◆ Your assignment ◆
Here is a block of records. Copy every one of them exactly.

*** Opening Data excerpts ***

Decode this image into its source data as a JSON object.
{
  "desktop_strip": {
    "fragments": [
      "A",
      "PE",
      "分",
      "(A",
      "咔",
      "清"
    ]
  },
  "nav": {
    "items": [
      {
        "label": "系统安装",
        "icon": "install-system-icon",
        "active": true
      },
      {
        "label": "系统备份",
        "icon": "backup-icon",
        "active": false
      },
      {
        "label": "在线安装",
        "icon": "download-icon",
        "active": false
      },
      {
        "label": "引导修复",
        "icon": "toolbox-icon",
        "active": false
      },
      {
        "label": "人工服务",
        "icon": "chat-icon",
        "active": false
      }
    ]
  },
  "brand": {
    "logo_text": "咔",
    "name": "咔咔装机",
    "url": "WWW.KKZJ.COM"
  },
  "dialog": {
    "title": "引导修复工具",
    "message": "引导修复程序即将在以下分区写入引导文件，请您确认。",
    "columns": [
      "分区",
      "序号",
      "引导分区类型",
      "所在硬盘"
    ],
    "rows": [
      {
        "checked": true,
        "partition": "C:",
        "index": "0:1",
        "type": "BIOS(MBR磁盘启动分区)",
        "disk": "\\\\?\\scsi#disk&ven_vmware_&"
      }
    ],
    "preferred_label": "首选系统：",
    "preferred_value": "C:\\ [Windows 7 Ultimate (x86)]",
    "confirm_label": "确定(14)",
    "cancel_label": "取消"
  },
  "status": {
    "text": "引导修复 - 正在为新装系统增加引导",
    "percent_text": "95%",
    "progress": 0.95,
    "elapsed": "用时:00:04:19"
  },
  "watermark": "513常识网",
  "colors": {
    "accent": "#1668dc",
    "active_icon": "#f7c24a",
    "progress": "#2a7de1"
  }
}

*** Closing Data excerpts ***

◆ Your solution ◆
Decode this image into its source data as a JSON object.
{
  "desktop_strip": {
    "fragments": [
      "A",
      "PE",
      "分",
      "(A",
      "咔",
      "清"
    ]
  },
  "nav": {
    "items": [
      {
        "label": "系统安装",
        "icon": "install-system-icon",
        "active": true
      },
      {
        "label": "系统备份",
        "icon": "backup-icon",
        "active": false
      },
      {
        "label": "在线安装",
        "icon": "download-icon",
        "active": false
      },
      {
        "label": "引导修复",
        "icon": "toolbox-icon",
        "active": false
      },
      {
        "label": "人工服务",
        "icon": "chat-icon",
        "active": false
      }
    ]
  },
  "brand": {
    "logo_text": "咔",
    "name": "咔咔装机",
    "url": "WWW.KKZJ.COM"
  },
  "dialog": {
    "title": "引导修复工具",
    "message": "引导修复程序即将在以下分区写入引导文件，请您确认。",
    "columns": [
      "分区",
      "序号",
      "引导分区类型",
      "所在硬盘"
    ],
    "rows": [
      {
        "checked": true,
        "partition": "C:",
        "index": "0:1",
        "type": "BIOS(MBR磁盘启动分区)",
        "disk": "\\\\?\\scsi#disk&ven_vmware_&"
      }
    ],
    "preferred_label": "首选系统：",
    "preferred_value": "C:\\ [Windows 7 Ultimate (x86)]",
    "confirm_label": "确定(14)",
    "cancel_label": "取消"
  },
  "status": {
    "text": "引导修复 - 正在为新装系统增加引导",
    "percent_text": "95%",
    "progress": 0.95,
    "elapsed": "用时:00:04:19"
  },
  "watermark": "513常识网",
  "colors": {
    "accent": "#1668dc",
    "active_icon": "#f7c24a",
    "progress": "#2a7de1"
  }
}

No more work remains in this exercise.